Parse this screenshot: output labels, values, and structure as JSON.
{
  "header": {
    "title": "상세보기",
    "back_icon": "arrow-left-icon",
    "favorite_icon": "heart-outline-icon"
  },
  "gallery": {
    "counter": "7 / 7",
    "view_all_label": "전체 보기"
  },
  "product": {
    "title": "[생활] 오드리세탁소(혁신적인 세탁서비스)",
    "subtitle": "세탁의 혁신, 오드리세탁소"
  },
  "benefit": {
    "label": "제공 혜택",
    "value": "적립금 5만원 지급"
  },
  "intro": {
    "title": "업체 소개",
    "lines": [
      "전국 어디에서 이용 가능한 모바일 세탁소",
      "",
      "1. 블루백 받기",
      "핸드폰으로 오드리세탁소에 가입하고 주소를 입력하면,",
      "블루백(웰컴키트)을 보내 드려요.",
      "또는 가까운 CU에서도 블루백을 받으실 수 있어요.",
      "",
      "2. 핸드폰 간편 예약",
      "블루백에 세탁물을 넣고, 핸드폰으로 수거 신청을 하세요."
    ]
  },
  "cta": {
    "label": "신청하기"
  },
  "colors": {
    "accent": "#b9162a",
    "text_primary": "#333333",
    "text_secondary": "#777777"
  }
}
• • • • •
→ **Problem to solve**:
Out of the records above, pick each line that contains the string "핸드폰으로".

→ **Answer box**:
      "핸드폰으로 오드리세탁소에 가입하고 주소를 입력하면,",
      "블루백에 세탁물을 넣고, 핸드폰으로 수거 신청을 하세요."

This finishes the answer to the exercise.